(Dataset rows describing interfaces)

▬▬▬▬▬▬

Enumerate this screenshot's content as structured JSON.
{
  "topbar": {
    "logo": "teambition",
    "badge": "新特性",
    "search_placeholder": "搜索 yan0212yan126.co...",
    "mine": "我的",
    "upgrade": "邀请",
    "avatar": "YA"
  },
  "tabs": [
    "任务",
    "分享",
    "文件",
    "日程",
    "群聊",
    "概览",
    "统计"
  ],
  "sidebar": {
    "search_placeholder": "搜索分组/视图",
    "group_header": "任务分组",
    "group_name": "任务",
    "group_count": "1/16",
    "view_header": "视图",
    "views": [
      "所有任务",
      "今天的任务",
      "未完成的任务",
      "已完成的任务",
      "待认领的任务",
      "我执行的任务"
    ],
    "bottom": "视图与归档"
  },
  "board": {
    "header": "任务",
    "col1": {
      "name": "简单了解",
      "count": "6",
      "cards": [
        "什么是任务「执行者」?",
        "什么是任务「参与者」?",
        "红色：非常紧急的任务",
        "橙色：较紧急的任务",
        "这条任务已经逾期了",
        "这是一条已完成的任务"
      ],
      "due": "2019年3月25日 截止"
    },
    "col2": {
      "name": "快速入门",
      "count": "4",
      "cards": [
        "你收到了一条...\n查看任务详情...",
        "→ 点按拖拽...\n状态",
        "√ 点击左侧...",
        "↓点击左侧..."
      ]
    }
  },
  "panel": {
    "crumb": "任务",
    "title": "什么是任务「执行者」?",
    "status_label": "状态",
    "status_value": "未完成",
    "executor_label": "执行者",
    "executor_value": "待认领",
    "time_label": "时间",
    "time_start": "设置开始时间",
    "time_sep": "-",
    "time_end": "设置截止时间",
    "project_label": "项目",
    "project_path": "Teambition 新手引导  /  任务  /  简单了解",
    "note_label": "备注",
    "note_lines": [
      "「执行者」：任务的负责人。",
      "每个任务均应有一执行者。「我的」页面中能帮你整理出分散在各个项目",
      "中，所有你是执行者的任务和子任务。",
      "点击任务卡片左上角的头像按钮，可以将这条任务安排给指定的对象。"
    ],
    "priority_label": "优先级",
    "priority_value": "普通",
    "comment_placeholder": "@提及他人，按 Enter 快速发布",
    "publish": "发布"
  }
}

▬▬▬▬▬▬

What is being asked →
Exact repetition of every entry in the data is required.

Answer to this problem →
Enumerate this screenshot's content as structured JSON.
{
  "topbar": {
    "logo": "teambition",
    "badge": "新特性",
    "search_placeholder": "搜索 yan0212yan126.co...",
    "mine": "我的",
    "upgrade": "邀请",
    "avatar": "YA"
  },
  "tabs": [
    "任务",
    "分享",
    "文件",
    "日程",
    "群聊",
    "概览",
    "统计"
  ],
  "sidebar": {
    "search_placeholder": "搜索分组/视图",
    "group_header": "任务分组",
    "group_name": "任务",
    "group_count": "1/16",
    "view_header": "视图",
    "views": [
      "所有任务",
      "今天的任务",
      "未完成的任务",
      "已完成的任务",
      "待认领的任务",
      "我执行的任务"
    ],
    "bottom": "视图与归档"
  },
  "board": {
    "header": "任务",
    "col1": {
      "name": "简单了解",
      "count": "6",
      "cards": [
        "什么是任务「执行者」?",
        "什么是任务「参与者」?",
        "红色：非常紧急的任务",
        "橙色：较紧急的任务",
        "这条任务已经逾期了",
        "这是一条已完成的任务"
      ],
      "due": "2019年3月25日 截止"
    },
    "col2": {
      "name": "快速入门",
      "count": "4",
      "cards": [
        "你收到了一条...\n查看任务详情...",
        "→ 点按拖拽...\n状态",
        "√ 点击左侧...",
        "↓点击左侧..."
      ]
    }
  },
  "panel": {
    "crumb": "任务",
    "title": "什么是任务「执行者」?",
    "status_label": "状态",
    "status_value": "未完成",
    "executor_label": "执行者",
    "executor_value": "待认领",
    "time_label": "时间",
    "time_start": "设置开始时间",
    "time_sep": "-",
    "time_end": "设置截止时间",
    "project_label": "项目",
    "project_path": "Teambition 新手引导  /  任务  /  简单了解",
    "note_label": "备注",
    "note_lines": [
      "「执行者」：任务的负责人。",
      "每个任务均应有一执行者。「我的」页面中能帮你整理出分散在各个项目",
      "中，所有你是执行者的任务和子任务。",
      "点击任务卡片左上角的头像按钮，可以将这条任务安排给指定的对象。"
    ],
    "priority_label": "优先级",
    "priority_value": "普通",
    "comment_placeholder": "@提及他人，按 Enter 快速发布",
    "publish": "发布"
  }
}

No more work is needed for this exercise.